**Aim of the task:** Return only those lines of the records below in which "Сэтгэгдэл" appears.

**Material supplied:**
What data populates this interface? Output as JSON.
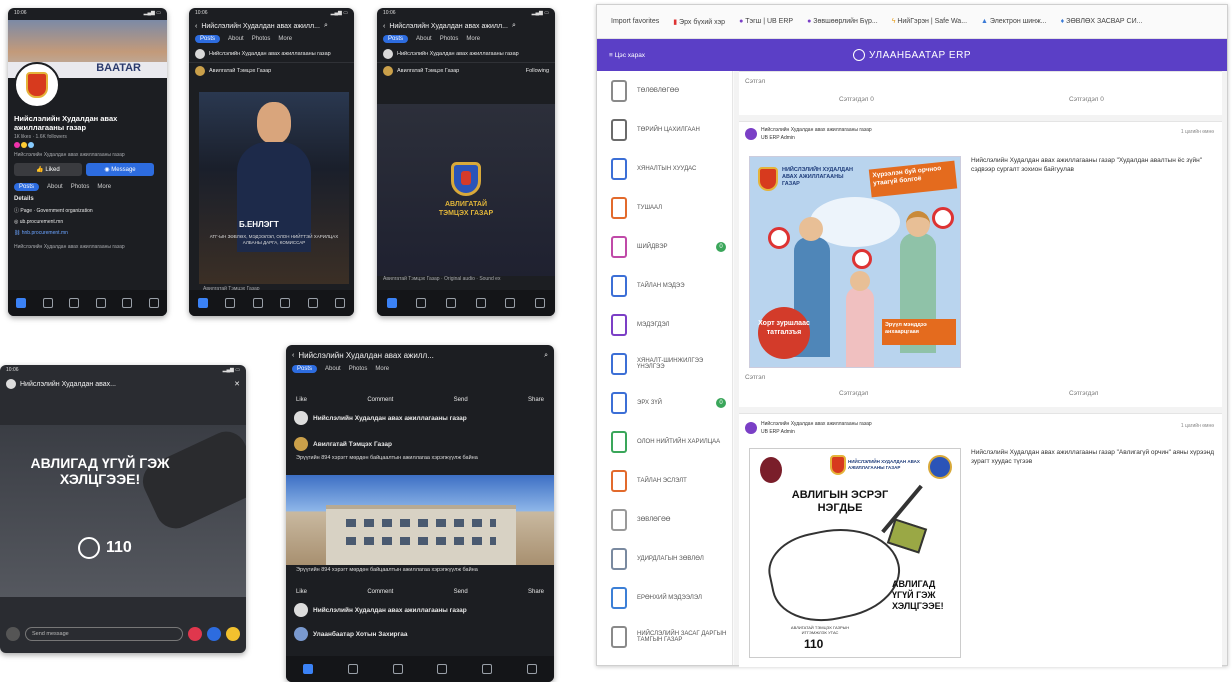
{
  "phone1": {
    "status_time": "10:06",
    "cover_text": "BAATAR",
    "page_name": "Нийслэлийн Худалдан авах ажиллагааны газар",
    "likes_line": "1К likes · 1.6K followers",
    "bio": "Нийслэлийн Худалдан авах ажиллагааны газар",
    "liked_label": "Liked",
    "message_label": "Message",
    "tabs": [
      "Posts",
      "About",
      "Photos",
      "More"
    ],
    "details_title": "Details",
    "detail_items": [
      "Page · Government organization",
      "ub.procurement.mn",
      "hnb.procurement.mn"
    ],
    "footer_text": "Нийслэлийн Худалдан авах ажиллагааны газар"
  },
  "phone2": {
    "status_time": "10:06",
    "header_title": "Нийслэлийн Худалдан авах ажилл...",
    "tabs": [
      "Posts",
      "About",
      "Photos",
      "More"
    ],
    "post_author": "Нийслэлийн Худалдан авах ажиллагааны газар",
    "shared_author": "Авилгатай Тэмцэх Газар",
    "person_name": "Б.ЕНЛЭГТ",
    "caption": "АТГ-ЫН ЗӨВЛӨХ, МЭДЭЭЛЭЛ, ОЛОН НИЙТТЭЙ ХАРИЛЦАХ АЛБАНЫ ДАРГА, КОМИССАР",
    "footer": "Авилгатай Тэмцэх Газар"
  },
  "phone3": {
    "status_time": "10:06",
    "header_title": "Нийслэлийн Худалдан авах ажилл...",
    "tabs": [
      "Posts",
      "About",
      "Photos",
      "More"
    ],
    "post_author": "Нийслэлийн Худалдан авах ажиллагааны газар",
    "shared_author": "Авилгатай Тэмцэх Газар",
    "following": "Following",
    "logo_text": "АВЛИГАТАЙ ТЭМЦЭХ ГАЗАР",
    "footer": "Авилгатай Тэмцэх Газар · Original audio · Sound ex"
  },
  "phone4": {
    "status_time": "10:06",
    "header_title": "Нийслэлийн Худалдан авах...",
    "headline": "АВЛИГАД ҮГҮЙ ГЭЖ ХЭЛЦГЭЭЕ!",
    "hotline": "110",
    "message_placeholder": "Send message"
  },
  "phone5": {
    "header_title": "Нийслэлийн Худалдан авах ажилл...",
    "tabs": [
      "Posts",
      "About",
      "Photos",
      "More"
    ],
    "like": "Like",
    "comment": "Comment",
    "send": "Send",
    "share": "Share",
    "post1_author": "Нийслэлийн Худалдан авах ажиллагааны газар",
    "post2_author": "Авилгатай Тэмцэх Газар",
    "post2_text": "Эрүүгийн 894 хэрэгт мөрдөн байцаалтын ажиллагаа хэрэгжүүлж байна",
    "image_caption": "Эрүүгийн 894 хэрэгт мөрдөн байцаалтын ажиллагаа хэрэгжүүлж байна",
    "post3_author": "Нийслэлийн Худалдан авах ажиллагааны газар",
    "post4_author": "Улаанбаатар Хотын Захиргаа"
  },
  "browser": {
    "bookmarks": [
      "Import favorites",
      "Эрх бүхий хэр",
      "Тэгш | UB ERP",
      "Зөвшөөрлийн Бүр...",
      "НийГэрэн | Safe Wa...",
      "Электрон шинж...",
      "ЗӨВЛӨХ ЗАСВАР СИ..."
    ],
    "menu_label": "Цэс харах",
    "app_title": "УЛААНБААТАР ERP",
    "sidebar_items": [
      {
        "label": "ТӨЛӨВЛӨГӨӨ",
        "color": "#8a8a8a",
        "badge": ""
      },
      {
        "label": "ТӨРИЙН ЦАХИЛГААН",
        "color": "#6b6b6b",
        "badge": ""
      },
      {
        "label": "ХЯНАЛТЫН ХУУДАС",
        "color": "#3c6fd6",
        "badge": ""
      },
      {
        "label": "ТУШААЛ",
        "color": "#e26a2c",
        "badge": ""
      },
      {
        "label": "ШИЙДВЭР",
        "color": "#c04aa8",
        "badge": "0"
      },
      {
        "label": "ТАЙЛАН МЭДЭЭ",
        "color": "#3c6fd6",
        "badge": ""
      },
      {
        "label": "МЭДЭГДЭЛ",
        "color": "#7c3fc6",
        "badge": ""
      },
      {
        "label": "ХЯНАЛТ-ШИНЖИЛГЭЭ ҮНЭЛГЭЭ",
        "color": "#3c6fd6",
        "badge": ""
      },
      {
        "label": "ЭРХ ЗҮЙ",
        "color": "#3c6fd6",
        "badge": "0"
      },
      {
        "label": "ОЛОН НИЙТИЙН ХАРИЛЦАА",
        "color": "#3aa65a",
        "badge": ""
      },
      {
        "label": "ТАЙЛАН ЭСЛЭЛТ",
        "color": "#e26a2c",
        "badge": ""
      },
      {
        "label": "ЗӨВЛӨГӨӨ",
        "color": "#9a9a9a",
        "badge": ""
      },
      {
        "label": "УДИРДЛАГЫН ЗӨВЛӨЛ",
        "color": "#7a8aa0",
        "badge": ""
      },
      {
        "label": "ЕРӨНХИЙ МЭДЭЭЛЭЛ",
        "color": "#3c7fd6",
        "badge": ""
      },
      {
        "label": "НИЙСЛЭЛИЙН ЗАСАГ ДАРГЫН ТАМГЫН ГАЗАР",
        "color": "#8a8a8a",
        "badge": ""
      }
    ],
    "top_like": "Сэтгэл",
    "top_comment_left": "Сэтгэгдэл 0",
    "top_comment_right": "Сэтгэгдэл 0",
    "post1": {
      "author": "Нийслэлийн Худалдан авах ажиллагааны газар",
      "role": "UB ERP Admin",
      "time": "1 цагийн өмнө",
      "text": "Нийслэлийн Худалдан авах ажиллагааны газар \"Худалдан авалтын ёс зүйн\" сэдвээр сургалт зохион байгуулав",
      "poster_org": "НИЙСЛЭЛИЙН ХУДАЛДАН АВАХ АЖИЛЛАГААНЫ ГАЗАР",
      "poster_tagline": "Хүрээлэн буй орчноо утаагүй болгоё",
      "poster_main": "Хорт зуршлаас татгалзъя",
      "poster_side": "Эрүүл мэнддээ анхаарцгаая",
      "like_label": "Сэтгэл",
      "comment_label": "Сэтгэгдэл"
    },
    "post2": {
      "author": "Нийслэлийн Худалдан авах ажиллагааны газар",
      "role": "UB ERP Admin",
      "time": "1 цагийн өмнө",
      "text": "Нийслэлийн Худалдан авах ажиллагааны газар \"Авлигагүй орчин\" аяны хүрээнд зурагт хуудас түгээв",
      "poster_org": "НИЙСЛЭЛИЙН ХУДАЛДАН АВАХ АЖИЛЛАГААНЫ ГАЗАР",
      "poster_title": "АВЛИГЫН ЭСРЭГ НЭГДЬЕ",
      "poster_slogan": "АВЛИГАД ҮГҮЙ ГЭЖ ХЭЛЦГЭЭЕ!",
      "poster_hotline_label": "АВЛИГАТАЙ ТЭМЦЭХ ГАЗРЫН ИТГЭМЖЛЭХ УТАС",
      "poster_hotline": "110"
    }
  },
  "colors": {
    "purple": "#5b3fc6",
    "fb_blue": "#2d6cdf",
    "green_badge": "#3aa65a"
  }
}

**Result of this task:**
    "top_comment_left": "Сэтгэгдэл 0",
    "top_comment_right": "Сэтгэгдэл 0",
      "comment_label": "Сэтгэгдэл"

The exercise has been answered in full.